WASHINGTON — The title of the movie comes in an unmistakable howl: “Good morning, Vietnam!”
Robin Williams delivered one of his most iconic roles as a U.S. servicemember – the voluble, nonconformist Air Force broadcaster Adrian Cronauer.
His screen portrayal and rapid-fire jokes ribbed rigid commanders and life in the military, but it was never mean-spirited. It was timeless grunt humor, making light of the dreariness and monotony of war. His lines still provide sound bites for overseas American Forces Network radio shows.
“What’s the difference between the Army and the Cub Scouts? The Cub Scouts don’t have heavy artillery,” Williams quipped in one on-air scene.
The connection that servicemembers felt with Williams could have started and ended with the fake uniforms, movie sets and jokes of “Good Morning, Vietnam” in 1988. But by the time he died this week, Williams had worked for over a decade building a real-life relationship with those who fought – and were wounded – in the country’s newest wars.
It was a bond strong enough to be recognized not only by the ranks, who posted photos of themselves with Williams on social media Tuesday, but also by Defense Secretary Chuck Hagel, who called him a “true friend and supporter” of U.S. troops.

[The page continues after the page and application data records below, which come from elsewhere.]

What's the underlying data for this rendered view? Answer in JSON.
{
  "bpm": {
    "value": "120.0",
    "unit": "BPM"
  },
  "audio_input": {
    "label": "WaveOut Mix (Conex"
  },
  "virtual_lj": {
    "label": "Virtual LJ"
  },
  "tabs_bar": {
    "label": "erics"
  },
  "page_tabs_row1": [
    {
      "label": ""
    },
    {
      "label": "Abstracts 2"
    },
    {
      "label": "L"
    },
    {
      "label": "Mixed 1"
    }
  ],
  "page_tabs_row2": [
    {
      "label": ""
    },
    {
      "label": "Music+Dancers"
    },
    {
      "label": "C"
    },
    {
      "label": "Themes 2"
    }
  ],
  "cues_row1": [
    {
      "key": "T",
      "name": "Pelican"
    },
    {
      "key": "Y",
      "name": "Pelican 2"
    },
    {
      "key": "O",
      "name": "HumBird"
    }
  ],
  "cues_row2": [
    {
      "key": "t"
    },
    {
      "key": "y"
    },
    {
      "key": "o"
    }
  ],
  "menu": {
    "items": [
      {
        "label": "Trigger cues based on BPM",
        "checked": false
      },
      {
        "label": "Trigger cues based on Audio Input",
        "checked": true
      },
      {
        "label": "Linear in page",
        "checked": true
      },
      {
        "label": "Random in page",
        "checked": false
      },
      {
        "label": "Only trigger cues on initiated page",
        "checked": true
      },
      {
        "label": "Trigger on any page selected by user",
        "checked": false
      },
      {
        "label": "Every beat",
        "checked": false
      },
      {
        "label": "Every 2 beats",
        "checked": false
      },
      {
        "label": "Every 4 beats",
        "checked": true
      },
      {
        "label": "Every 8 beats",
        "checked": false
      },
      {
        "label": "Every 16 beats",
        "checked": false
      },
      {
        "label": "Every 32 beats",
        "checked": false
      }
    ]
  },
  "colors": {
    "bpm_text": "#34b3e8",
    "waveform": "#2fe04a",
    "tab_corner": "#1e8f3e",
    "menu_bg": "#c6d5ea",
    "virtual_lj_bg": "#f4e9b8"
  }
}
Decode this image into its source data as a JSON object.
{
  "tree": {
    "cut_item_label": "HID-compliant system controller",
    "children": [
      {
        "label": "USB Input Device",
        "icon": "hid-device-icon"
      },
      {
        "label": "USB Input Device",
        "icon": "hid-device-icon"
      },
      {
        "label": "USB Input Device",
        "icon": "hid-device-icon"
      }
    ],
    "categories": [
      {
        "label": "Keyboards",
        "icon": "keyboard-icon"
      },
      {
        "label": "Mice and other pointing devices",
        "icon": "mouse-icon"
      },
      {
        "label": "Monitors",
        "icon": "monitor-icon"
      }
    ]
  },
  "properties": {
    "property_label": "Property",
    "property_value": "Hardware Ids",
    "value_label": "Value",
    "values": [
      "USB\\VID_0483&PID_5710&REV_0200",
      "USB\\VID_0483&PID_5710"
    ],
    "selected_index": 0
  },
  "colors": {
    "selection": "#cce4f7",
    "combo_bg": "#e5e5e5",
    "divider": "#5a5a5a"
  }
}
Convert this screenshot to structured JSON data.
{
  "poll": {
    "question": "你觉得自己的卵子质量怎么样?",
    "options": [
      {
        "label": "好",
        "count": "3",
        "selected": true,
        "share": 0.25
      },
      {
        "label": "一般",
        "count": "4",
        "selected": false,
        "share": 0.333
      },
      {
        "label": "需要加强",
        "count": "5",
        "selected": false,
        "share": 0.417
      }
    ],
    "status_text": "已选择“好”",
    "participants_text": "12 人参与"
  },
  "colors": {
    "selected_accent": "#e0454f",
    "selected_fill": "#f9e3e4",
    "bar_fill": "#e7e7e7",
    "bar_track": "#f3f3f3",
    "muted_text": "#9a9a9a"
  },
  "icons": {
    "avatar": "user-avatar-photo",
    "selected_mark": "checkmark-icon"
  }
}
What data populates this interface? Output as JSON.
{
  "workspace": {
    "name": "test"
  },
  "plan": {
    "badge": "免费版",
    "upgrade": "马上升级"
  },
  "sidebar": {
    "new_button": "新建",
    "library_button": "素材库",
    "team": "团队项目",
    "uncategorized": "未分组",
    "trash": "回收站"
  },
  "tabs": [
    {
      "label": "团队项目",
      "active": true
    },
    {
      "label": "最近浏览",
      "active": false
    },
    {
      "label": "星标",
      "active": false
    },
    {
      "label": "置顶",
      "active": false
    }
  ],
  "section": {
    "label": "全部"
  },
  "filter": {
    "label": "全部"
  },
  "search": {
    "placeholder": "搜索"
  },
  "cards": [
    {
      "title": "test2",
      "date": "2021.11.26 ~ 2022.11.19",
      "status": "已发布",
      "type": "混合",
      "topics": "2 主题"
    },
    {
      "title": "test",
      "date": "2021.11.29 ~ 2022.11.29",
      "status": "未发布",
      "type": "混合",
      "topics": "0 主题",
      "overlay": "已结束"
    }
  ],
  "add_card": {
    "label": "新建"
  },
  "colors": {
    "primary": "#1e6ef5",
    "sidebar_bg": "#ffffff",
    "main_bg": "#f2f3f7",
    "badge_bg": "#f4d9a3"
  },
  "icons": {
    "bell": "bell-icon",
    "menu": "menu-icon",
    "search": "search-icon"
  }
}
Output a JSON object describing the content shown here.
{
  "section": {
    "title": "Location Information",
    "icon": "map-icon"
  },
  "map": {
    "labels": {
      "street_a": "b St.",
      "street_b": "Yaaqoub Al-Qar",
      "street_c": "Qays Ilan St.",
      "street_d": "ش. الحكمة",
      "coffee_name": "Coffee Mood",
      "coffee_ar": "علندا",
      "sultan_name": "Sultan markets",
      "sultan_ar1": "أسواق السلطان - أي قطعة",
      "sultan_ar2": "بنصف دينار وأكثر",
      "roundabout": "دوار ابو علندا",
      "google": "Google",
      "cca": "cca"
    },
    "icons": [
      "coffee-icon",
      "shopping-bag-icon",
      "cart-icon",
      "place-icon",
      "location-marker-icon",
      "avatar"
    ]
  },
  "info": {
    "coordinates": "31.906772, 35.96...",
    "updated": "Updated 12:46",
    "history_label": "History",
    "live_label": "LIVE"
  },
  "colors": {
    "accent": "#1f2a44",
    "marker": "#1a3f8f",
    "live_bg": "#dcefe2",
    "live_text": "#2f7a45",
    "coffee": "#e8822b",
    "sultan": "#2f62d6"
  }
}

“From entertaining thousands of service men and women in war zones, to his philanthropy that helped veterans struggling with hidden wounds of war, he was a loyal and compassionate advocate for all who serve this nation in uniform,” Hagel said in a released statement. “He will be dearly missed by the men and women of DOD, so many of whom were personally touched by his humor and generosity.”
Williams, 63, who apparently committed suicide in his home Monday after battling drug abuse and depression, traveled around the world with USO to perform at military bases after the attacks on 9/11. He was among the first entertainers to travel to Afghanistan and eventually visited bases in 13 countries, including Bahrain, Djibouti, Germany, Iraq, Italy, Kuwait, Kyrgyzstan, Qatar, Spain, Turkey and the United Arab Emirates, according to USO spokeswoman Oname Thompson.
In his home state of California, Williams participated in charity events to support wounded troops such as a Marin County bicycle ride in 2010, and he supported a charity for wounded athletes that included many servicemembers.
“I’m so honored to meet them and know what they’ve gone through and say, ‘Hey dude,’ this is just something that really humbles me,” Williams told ABC News’ Bob Woodruff during a “Stand Up for Heroes” event in 2012.
During his many USO trips, he would often stay after his shows to make personal connections with servicemembers, retired Gen. Carter Ham told ABC News.
“He would go to the guard towers, he’d go to the dining facilities, he’d go to the security police who couldn’t come to the shows because they were on duty. And he would spend time with them individually. That was very moving,” Ham said.
John Hanson, senior vice president of the USO, went on tour with Williams in 2007 and said the comedian never complained about uncomfortable sleeping arrangements or running to the next helicopter ride.
At one show, Williams completed his stand-up act and found a harmonica so he could stay and perform with musician Kid Rock for troops who had waited three hours in the snow, Hanson said.
“He was the kind of the guy who made you think we was your friend, even if you were never going to see him again,” he said.
But it was his honesty that connected with servicemembers on the USO circuit, Hanson said. Williams joked to them about his struggle with substance abuse, a common problem that many in the military could relate to and one that may have contributed to his suicide by asphyxiation.
After missing a USO tour for a stint in rehab, he told troops he had violated his own standards faster than he could lower them.
“He was out there naked on the stage and giving of himself,” Hanson said.
On Tuesday, fans were placing flowers, candles and memorabilia on Williams’ Walk of Fame star in Hollywood, according to the Los Angeles Times.
Christopher Mulrooney, an Iraq war veteran, was holding a photo of himself with the comic and told the newspaper they met during a USO tour in 2003.
“That five minutes I got to know him, I felt like I was a part of his family,” Mulrooney told the Times. “It was just a few days from the holidays, everyone was kind of bummed and depressed … the great news that we had was that we got Saddam [Hussein] and next thing you know we have Robin Williams on our base.”